(Dataset rows for apps and sites)

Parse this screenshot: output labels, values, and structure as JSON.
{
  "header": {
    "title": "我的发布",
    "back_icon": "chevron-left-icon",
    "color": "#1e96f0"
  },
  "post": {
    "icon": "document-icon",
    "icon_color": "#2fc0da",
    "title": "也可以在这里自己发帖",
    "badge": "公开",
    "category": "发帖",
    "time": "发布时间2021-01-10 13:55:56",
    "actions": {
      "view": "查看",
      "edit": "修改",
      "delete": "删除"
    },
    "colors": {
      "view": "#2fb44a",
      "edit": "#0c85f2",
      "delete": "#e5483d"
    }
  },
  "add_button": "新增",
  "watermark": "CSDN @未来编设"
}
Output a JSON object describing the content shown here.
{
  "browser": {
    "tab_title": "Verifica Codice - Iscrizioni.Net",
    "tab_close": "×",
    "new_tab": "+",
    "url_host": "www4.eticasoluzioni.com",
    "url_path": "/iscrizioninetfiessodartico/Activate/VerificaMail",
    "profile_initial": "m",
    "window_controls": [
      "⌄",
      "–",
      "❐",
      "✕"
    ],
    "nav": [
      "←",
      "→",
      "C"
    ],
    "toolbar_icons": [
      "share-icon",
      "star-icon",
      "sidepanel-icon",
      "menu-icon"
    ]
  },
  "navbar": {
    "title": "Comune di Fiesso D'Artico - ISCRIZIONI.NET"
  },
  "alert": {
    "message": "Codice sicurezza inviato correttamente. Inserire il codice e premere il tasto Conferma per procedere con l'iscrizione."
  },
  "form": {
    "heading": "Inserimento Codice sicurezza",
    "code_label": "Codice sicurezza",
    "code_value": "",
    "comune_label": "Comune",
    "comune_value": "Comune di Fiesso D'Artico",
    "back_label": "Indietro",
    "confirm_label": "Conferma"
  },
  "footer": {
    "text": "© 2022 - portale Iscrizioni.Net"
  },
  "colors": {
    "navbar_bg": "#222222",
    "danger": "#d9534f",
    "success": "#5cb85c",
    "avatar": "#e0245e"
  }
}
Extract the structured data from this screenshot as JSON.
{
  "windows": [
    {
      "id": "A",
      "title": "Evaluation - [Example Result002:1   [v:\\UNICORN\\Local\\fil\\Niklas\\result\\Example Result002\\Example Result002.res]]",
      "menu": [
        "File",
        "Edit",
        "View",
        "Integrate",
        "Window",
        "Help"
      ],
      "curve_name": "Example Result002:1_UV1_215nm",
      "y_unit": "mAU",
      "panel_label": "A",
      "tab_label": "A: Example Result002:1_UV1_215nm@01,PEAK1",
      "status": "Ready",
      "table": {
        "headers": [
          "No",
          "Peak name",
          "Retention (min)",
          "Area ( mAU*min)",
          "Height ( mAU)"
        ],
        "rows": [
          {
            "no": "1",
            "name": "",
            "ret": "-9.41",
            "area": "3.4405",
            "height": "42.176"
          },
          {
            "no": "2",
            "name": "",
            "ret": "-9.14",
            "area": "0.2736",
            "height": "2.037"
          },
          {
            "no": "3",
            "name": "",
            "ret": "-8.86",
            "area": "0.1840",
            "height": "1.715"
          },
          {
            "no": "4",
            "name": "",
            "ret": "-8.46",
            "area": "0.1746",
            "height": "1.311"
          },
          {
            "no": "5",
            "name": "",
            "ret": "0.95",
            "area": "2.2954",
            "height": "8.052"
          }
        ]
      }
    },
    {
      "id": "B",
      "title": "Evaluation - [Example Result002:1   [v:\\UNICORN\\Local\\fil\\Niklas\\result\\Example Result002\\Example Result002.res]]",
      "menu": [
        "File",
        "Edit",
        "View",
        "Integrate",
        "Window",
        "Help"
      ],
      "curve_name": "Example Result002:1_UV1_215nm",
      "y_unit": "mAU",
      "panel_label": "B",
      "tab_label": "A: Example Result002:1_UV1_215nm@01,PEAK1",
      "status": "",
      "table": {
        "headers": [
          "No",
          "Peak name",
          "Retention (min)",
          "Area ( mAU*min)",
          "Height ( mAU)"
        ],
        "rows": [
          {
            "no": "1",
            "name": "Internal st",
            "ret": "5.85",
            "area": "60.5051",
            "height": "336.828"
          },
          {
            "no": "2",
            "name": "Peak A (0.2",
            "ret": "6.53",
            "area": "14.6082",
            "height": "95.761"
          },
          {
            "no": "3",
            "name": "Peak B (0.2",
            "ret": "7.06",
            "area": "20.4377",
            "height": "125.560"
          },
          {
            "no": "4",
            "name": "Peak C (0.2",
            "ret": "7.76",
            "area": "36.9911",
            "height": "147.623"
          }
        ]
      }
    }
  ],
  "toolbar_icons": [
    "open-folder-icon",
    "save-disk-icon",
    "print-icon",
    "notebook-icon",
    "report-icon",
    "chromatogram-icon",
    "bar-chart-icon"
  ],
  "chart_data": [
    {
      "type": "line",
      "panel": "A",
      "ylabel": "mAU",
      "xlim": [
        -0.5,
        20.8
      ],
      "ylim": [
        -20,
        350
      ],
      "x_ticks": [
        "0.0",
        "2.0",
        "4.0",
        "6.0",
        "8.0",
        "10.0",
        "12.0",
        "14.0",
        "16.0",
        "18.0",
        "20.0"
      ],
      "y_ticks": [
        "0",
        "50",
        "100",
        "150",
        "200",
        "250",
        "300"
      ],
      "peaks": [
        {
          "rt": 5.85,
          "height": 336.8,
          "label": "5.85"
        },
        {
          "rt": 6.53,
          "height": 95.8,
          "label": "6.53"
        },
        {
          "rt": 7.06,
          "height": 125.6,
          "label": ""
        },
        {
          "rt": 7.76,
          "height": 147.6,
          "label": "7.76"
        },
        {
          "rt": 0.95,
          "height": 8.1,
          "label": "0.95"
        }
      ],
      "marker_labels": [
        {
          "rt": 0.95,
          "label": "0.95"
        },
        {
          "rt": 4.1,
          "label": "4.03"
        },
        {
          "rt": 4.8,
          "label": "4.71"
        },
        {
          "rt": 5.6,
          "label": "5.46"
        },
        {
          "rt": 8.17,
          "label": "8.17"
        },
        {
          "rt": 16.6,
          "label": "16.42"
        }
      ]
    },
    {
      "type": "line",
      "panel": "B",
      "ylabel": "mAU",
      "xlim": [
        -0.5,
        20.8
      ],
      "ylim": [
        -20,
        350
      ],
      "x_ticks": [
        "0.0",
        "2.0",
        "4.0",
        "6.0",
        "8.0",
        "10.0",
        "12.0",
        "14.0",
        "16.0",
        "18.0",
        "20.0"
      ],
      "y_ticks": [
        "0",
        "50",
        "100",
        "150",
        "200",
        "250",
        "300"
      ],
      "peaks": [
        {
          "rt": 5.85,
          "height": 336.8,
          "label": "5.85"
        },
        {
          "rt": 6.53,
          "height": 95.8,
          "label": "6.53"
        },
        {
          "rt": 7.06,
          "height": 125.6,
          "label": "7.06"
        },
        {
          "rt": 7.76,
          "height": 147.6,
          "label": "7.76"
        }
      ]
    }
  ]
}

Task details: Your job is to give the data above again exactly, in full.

Reply to the exercise:
Parse this screenshot: output labels, values, and structure as JSON.
{
  "header": {
    "title": "我的发布",
    "back_icon": "chevron-left-icon",
    "color": "#1e96f0"
  },
  "post": {
    "icon": "document-icon",
    "icon_color": "#2fc0da",
    "title": "也可以在这里自己发帖",
    "badge": "公开",
    "category": "发帖",
    "time": "发布时间2021-01-10 13:55:56",
    "actions": {
      "view": "查看",
      "edit": "修改",
      "delete": "删除"
    },
    "colors": {
      "view": "#2fb44a",
      "edit": "#0c85f2",
      "delete": "#e5483d"
    }
  },
  "add_button": "新增",
  "watermark": "CSDN @未来编设"
}
Output a JSON object describing the content shown here.
{
  "browser": {
    "tab_title": "Verifica Codice - Iscrizioni.Net",
    "tab_close": "×",
    "new_tab": "+",
    "url_host": "www4.eticasoluzioni.com",
    "url_path": "/iscrizioninetfiessodartico/Activate/VerificaMail",
    "profile_initial": "m",
    "window_controls": [
      "⌄",
      "–",
      "❐",
      "✕"
    ],
    "nav": [
      "←",
      "→",
      "C"
    ],
    "toolbar_icons": [
      "share-icon",
      "star-icon",
      "sidepanel-icon",
      "menu-icon"
    ]
  },
  "navbar": {
    "title": "Comune di Fiesso D'Artico - ISCRIZIONI.NET"
  },
  "alert": {
    "message": "Codice sicurezza inviato correttamente. Inserire il codice e premere il tasto Conferma per procedere con l'iscrizione."
  },
  "form": {
    "heading": "Inserimento Codice sicurezza",
    "code_label": "Codice sicurezza",
    "code_value": "",
    "comune_label": "Comune",
    "comune_value": "Comune di Fiesso D'Artico",
    "back_label": "Indietro",
    "confirm_label": "Conferma"
  },
  "footer": {
    "text": "© 2022 - portale Iscrizioni.Net"
  },
  "colors": {
    "navbar_bg": "#222222",
    "danger": "#d9534f",
    "success": "#5cb85c",
    "avatar": "#e0245e"
  }
}
Extract the structured data from this screenshot as JSON.
{
  "windows": [
    {
      "id": "A",
      "title": "Evaluation - [Example Result002:1   [v:\\UNICORN\\Local\\fil\\Niklas\\result\\Example Result002\\Example Result002.res]]",
      "menu": [
        "File",
        "Edit",
        "View",
        "Integrate",
        "Window",
        "Help"
      ],
      "curve_name": "Example Result002:1_UV1_215nm",
      "y_unit": "mAU",
      "panel_label": "A",
      "tab_label": "A: Example Result002:1_UV1_215nm@01,PEAK1",
      "status": "Ready",
      "table": {
        "headers": [
          "No",
          "Peak name",
          "Retention (min)",
          "Area ( mAU*min)",
          "Height ( mAU)"
        ],
        "rows": [
          {
            "no": "1",
            "name": "",
            "ret": "-9.41",
            "area": "3.4405",
            "height": "42.176"
          },
          {
            "no": "2",
            "name": "",
            "ret": "-9.14",
            "area": "0.2736",
            "height": "2.037"
          },
          {
            "no": "3",
            "name": "",
            "ret": "-8.86",
            "area": "0.1840",
            "height": "1.715"
          },
          {
            "no": "4",
            "name": "",
            "ret": "-8.46",
            "area": "0.1746",
            "height": "1.311"
          },
          {
            "no": "5",
            "name": "",
            "ret": "0.95",
            "area": "2.2954",
            "height": "8.052"
          }
        ]
      }
    },
    {
      "id": "B",
      "title": "Evaluation - [Example Result002:1   [v:\\UNICORN\\Local\\fil\\Niklas\\result\\Example Result002\\Example Result002.res]]",
      "menu": [
        "File",
        "Edit",
        "View",
        "Integrate",
        "Window",
        "Help"
      ],
      "curve_name": "Example Result002:1_UV1_215nm",
      "y_unit": "mAU",
      "panel_label": "B",
      "tab_label": "A: Example Result002:1_UV1_215nm@01,PEAK1",
      "status": "",
      "table": {
        "headers": [
          "No",
          "Peak name",
          "Retention (min)",
          "Area ( mAU*min)",
          "Height ( mAU)"
        ],
        "rows": [
          {
            "no": "1",
            "name": "Internal st",
            "ret": "5.85",
            "area": "60.5051",
            "height": "336.828"
          },
          {
            "no": "2",
            "name": "Peak A (0.2",
            "ret": "6.53",
            "area": "14.6082",
            "height": "95.761"
          },
          {
            "no": "3",
            "name": "Peak B (0.2",
            "ret": "7.06",
            "area": "20.4377",
            "height": "125.560"
          },
          {
            "no": "4",
            "name": "Peak C (0.2",
            "ret": "7.76",
            "area": "36.9911",
            "height": "147.623"
          }
        ]
      }
    }
  ],
  "toolbar_icons": [
    "open-folder-icon",
    "save-disk-icon",
    "print-icon",
    "notebook-icon",
    "report-icon",
    "chromatogram-icon",
    "bar-chart-icon"
  ],
  "chart_data": [
    {
      "type": "line",
      "panel": "A",
      "ylabel": "mAU",
      "xlim": [
        -0.5,
        20.8
      ],
      "ylim": [
        -20,
        350
      ],
      "x_ticks": [
        "0.0",
        "2.0",
        "4.0",
        "6.0",
        "8.0",
        "10.0",
        "12.0",
        "14.0",
        "16.0",
        "18.0",
        "20.0"
      ],
      "y_ticks": [
        "0",
        "50",
        "100",
        "150",
        "200",
        "250",
        "300"
      ],
      "peaks": [
        {
          "rt": 5.85,
          "height": 336.8,
          "label": "5.85"
        },
        {
          "rt": 6.53,
          "height": 95.8,
          "label": "6.53"
        },
        {
          "rt": 7.06,
          "height": 125.6,
          "label": ""
        },
        {
          "rt": 7.76,
          "height": 147.6,
          "label": "7.76"
        },
        {
          "rt": 0.95,
          "height": 8.1,
          "label": "0.95"
        }
      ],
      "marker_labels": [
        {
          "rt": 0.95,
          "label": "0.95"
        },
        {
          "rt": 4.1,
          "label": "4.03"
        },
        {
          "rt": 4.8,
          "label": "4.71"
        },
        {
          "rt": 5.6,
          "label": "5.46"
        },
        {
          "rt": 8.17,
          "label": "8.17"
        },
        {
          "rt": 16.6,
          "label": "16.42"
        }
      ]
    },
    {
      "type": "line",
      "panel": "B",
      "ylabel": "mAU",
      "xlim": [
        -0.5,
        20.8
      ],
      "ylim": [
        -20,
        350
      ],
      "x_ticks": [
        "0.0",
        "2.0",
        "4.0",
        "6.0",
        "8.0",
        "10.0",
        "12.0",
        "14.0",
        "16.0",
        "18.0",
        "20.0"
      ],
      "y_ticks": [
        "0",
        "50",
        "100",
        "150",
        "200",
        "250",
        "300"
      ],
      "peaks": [
        {
          "rt": 5.85,
          "height": 336.8,
          "label": "5.85"
        },
        {
          "rt": 6.53,
          "height": 95.8,
          "label": "6.53"
        },
        {
          "rt": 7.06,
          "height": 125.6,
          "label": "7.06"
        },
        {
          "rt": 7.76,
          "height": 147.6,
          "label": "7.76"
        }
      ]
    }
  ]
}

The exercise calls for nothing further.